Funds for neurosurgery jump in the South
Funds for neurosurgery chair jump
Southland contributions to the Chair in Neurosurgery Campaign jumped from less than $4000 for the month of April to more than $50,000 for the month of June, while a $150,000 donation from Invercargill this week further reflects the region's support of the Dunedin unit.
July figures for Southland weren't available yesterday, but the overall campaign total was at $2,516,258.80.
The goal is to have $3 million by Christmas.
Invercargill Licensing Trust general manager Greg Mulvey said yesterday the ILT and the ILT Foundation donation of $150,000 to special equipment in the Dunedin unit followed a long history of giving to specific medical needs in Southland.
Generally the ILT group was restricted to allocating grants within its territory, Mr Mulvey said, but it was clear the donation to the campaign - the region's largest so far - would benefit Invercargill patients.
Throughout the campaign Southern neurosurgery clinical director Martin MacFarlane has said that Southlanders made up about 50 per cent of the cases seen by both the Dunedin and Christchurch nodes of the South Island neurosurgical service.

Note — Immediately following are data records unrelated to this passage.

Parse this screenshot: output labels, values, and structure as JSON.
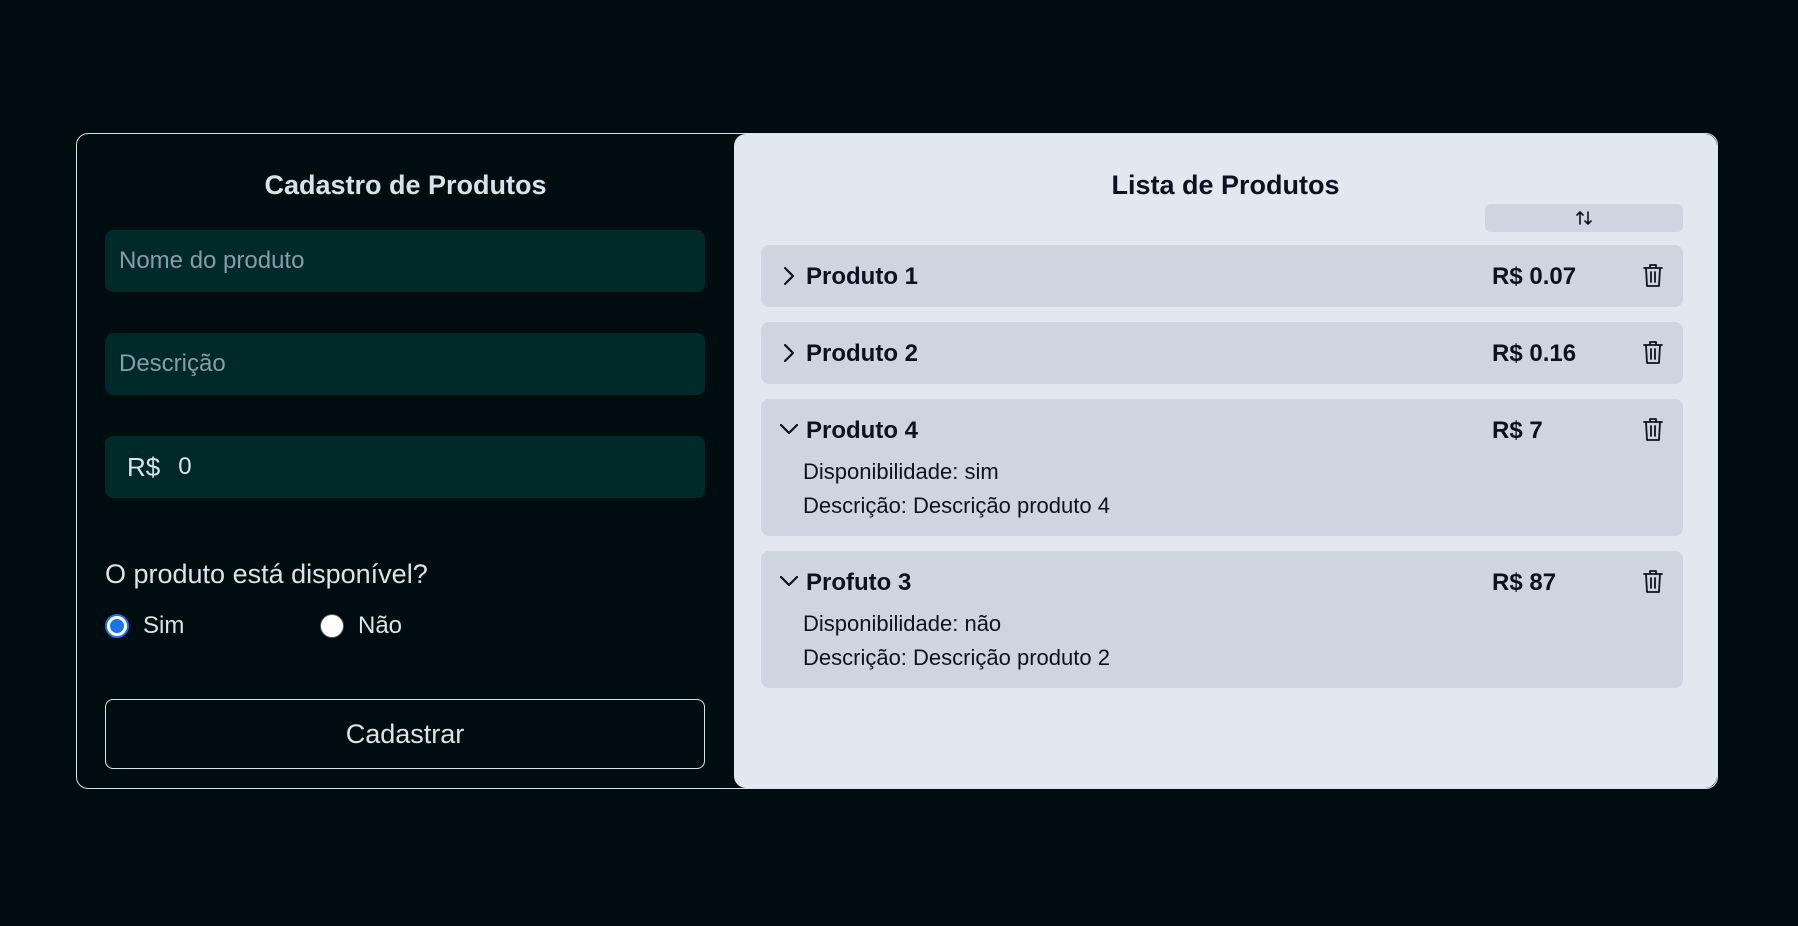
{
  "form": {
    "title": "Cadastro de Produtos",
    "name_placeholder": "Nome do produto",
    "name_value": "",
    "description_placeholder": "Descrição",
    "description_value": "",
    "price_prefix": "R$",
    "price_value": "0",
    "availability_question": "O produto está disponível?",
    "option_yes": "Sim",
    "option_no": "Não",
    "selected_option": "Sim",
    "submit_label": "Cadastrar"
  },
  "list": {
    "title": "Lista de Produtos",
    "sort_icon": "sort-arrows-icon",
    "availability_label": "Disponibilidade:",
    "description_label": "Descrição:",
    "items": [
      {
        "name": "Produto 1",
        "price": "R$ 0.07",
        "expanded": false
      },
      {
        "name": "Produto 2",
        "price": "R$ 0.16",
        "expanded": false
      },
      {
        "name": "Produto 4",
        "price": "R$ 7",
        "expanded": true,
        "availability": "sim",
        "description": "Descrição produto 4"
      },
      {
        "name": "Profuto 3",
        "price": "R$ 87",
        "expanded": true,
        "availability": "não",
        "description": "Descrição produto 2"
      }
    ]
  },
  "colors": {
    "page_bg": "#000d10",
    "input_bg": "#002a2a",
    "list_bg": "#e2e8f0",
    "item_bg": "#cdd6e0",
    "radio_accent": "#1a73e8"
  }
}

However, donations from the Southland region to the campaign have been overshadowed by Dunedin city.
When donations were first traced, numbers showed 75 per cent of the $2 million raised after the first 10 weeks came from Dunedin city, while Southland as a region had given 4 per cent.

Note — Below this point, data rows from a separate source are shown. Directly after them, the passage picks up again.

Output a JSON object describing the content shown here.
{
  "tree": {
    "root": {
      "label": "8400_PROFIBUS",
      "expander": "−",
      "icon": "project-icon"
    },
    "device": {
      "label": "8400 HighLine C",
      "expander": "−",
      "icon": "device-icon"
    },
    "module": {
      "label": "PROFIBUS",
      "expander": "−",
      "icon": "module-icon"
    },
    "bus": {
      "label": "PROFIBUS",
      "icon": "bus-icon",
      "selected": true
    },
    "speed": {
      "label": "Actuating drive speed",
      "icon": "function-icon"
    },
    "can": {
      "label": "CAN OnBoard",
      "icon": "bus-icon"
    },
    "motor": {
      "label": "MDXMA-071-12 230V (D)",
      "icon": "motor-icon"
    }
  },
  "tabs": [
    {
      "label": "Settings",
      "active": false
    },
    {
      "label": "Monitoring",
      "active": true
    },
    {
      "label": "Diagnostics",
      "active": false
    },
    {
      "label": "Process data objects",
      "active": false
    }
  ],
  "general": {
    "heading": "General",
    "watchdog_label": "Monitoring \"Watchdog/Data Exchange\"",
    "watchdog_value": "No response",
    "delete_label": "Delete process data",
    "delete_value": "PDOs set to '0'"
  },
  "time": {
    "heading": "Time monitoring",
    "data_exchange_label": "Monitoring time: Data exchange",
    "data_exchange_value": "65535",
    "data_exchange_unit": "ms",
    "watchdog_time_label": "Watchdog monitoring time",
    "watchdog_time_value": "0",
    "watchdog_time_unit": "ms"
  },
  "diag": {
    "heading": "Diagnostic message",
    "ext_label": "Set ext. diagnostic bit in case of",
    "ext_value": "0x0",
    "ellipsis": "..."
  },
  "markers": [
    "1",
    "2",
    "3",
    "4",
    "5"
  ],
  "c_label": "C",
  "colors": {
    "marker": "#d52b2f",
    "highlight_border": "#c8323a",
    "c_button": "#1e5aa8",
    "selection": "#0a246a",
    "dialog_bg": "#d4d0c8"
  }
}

After two months of touring Lion Clubs, community and church groups, hosting information afternoons around Southland, and organising envelope appeals through the Southland Times and Otago Daily Times, campaign manager Irene Mosley said she had seen a turnaround.
Yesterday, Mrs Mosley said numbers showed 54 per cent of the funds for June had come from Southland.
"It's been amazing going around Otago and Southland and seeing what they do. Some of these are groups that don't have much but they give at the level that they can."
The ILT group donation was going to specific medical equipment, not the endowment fund, so did not count towards the $3m target, she said.
The funding for stereotactic equipment purchased with ILT group funds would be used to treat lesions and tumours in the neurosurgery node at Dunedin.
Mr Mulvey said giving the money to specialist medical equipment was a "safer path" for the trust, he said.
"We were attracted to meeting that specific need . . . we always aim to listen to the community and it is clear the project to fund neurosurgery in the South is a priority."